“How is that thing a ship!?” King asked.
“What did it do to the rories?” Darrow cried.
Dark clutched the railing, staring out.
“You thought you could just fly out there,” Tenny stated. He eyed Dark’s breastplate. Cocoa was slithering along the back, his eye stalks swerving to and fro. “I guess some of this really is surprising you.”
“Yes, it is, Tenny,” Dark said. “And if you were going to leave, you’d better do it while you can.”
“What a strange design for a building,” Cougo said from the captain’s chair as they neared the pyramid. The sides facing them were cast in shadow as the entire thing rotated in a steady, slow spin.
“I think it’s a defensive design,” the captain offered. He paced toward the Bow Hawk, pointing at the scene displayed on the wrap-around monitor. “See there? Just one point is touching the ground. A land-based invasion force would have to reach that spot. And since the building gets wider the higher it goes that means there are plenty of positions to attack from on any of the pyramid’s sides.
“I am reading armaments from the structure,” the bow hawk confirmed.
“Then we should obviously wait until Clance’s avatar is strong enough to knock out the power before proceeding,” Elder Sain said. He looked over at Cougo, and then at the captain. “I’m only joking. Tell Slaberdashia that we’re ready to set her loose. If we attack while they’re helpless, they may believe they stand a chance otherwise. Let them fight back; let them know that we will take what we want no matter how hard they struggle.”
– I came up with the design for the ship the day I wrote it down. In the years before that it was just a generic “sleek, long, star destroyer” type thing in my mind. I knew keeping it like that would be boring but I didn’t know what to do; not until I was forced to come up with something. It’s like I’m always trying to tell Kim: Sometimes ideas won’t become clear until you actually attempt to write it out. SO WRITE ALREADY, KIM. Don’t steal my idea, though, ha,ha.
– I also just came up with the monitor room that wraps completely around the ship’s command bridge. That’s also why it’s such an awful description. I bet you just thought they were floating around space on a giant frisbee or something.
– I decided to go with the name “Cougo” even though Matt told me that it’s slang for something weird on Urban Dictionary. Ha! Did that stop Akira Toriyama from using names like Piccolo, Trunks, and Mr. Satan!? No! And besides, everyone’s name means something else! Just look in the un-urban online dictionary: “Mat” is a protective covering to wipe your shoes on! “Brad” is a wire nail that you use to fasten envelopes shut! “Kim” is, uh, ‘a male or female given name?’
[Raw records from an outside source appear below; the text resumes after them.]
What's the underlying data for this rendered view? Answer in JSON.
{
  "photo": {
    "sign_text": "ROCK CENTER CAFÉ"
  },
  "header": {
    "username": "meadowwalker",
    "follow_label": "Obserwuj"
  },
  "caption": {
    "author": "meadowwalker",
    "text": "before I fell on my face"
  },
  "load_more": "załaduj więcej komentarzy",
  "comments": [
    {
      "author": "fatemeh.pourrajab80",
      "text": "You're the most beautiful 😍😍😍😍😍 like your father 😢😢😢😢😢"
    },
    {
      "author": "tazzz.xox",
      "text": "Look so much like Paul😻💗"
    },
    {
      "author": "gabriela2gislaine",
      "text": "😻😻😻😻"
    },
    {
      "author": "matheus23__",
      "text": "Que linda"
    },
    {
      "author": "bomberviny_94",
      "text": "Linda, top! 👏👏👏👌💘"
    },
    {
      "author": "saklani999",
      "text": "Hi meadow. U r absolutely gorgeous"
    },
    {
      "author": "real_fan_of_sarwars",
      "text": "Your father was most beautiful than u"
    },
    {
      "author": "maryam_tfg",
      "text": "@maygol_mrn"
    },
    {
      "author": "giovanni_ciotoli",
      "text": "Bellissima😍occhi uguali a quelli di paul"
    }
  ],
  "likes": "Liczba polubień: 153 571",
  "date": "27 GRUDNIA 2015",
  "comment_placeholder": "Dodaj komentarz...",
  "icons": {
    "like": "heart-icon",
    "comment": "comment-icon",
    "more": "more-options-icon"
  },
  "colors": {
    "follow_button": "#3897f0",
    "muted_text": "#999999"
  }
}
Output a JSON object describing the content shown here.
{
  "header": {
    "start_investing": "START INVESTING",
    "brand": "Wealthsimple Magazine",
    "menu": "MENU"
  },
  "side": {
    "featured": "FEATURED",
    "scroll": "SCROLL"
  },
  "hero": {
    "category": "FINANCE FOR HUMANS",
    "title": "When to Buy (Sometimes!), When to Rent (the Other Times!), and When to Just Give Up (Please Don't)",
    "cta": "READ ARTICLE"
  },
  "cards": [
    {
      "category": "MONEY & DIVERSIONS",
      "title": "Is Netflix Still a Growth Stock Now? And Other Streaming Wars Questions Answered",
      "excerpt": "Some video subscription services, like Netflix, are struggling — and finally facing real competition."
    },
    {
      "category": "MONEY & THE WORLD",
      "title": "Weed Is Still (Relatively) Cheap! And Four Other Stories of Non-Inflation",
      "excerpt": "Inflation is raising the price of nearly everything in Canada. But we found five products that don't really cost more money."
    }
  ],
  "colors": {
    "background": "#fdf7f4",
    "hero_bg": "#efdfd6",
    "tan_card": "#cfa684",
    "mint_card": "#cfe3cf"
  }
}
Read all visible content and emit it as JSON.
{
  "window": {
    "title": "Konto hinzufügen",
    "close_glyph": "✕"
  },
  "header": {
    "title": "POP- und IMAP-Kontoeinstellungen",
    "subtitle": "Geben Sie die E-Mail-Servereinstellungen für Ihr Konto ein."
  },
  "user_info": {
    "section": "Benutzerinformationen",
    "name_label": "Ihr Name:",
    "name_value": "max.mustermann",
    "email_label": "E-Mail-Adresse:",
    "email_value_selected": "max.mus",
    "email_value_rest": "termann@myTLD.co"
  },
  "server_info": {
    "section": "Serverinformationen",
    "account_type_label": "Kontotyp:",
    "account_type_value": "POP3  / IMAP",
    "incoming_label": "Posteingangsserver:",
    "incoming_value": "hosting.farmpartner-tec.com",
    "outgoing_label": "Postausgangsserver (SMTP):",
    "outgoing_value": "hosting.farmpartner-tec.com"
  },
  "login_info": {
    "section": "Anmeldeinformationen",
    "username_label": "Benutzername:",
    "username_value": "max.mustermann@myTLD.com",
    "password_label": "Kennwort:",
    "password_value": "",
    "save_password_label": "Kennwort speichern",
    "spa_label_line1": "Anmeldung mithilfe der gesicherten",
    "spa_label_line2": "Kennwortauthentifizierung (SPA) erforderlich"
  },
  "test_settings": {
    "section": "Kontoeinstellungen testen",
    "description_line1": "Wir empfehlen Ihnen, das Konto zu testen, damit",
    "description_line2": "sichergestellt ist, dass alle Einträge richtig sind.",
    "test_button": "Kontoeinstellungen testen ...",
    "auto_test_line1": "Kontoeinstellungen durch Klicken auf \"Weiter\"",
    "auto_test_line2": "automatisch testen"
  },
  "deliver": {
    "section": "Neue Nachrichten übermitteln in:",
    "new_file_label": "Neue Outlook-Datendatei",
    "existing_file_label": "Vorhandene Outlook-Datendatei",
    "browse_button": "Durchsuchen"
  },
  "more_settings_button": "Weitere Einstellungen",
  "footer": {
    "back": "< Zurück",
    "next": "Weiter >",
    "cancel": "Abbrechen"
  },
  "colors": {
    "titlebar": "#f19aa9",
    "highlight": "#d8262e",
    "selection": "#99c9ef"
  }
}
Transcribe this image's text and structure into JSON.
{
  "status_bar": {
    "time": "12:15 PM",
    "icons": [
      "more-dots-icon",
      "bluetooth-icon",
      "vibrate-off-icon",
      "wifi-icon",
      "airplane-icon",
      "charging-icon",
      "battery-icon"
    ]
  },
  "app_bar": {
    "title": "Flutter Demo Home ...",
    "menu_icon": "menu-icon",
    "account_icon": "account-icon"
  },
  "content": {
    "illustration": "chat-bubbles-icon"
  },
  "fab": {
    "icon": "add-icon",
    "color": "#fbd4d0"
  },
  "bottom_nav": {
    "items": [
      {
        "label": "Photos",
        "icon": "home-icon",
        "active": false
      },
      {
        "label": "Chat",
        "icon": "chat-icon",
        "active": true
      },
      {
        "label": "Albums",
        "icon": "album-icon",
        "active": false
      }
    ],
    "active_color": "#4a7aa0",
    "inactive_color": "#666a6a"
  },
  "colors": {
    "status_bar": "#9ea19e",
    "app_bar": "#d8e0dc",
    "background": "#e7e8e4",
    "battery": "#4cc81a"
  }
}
Dang it, girl. Why do you always have to spoil everything for me? >:(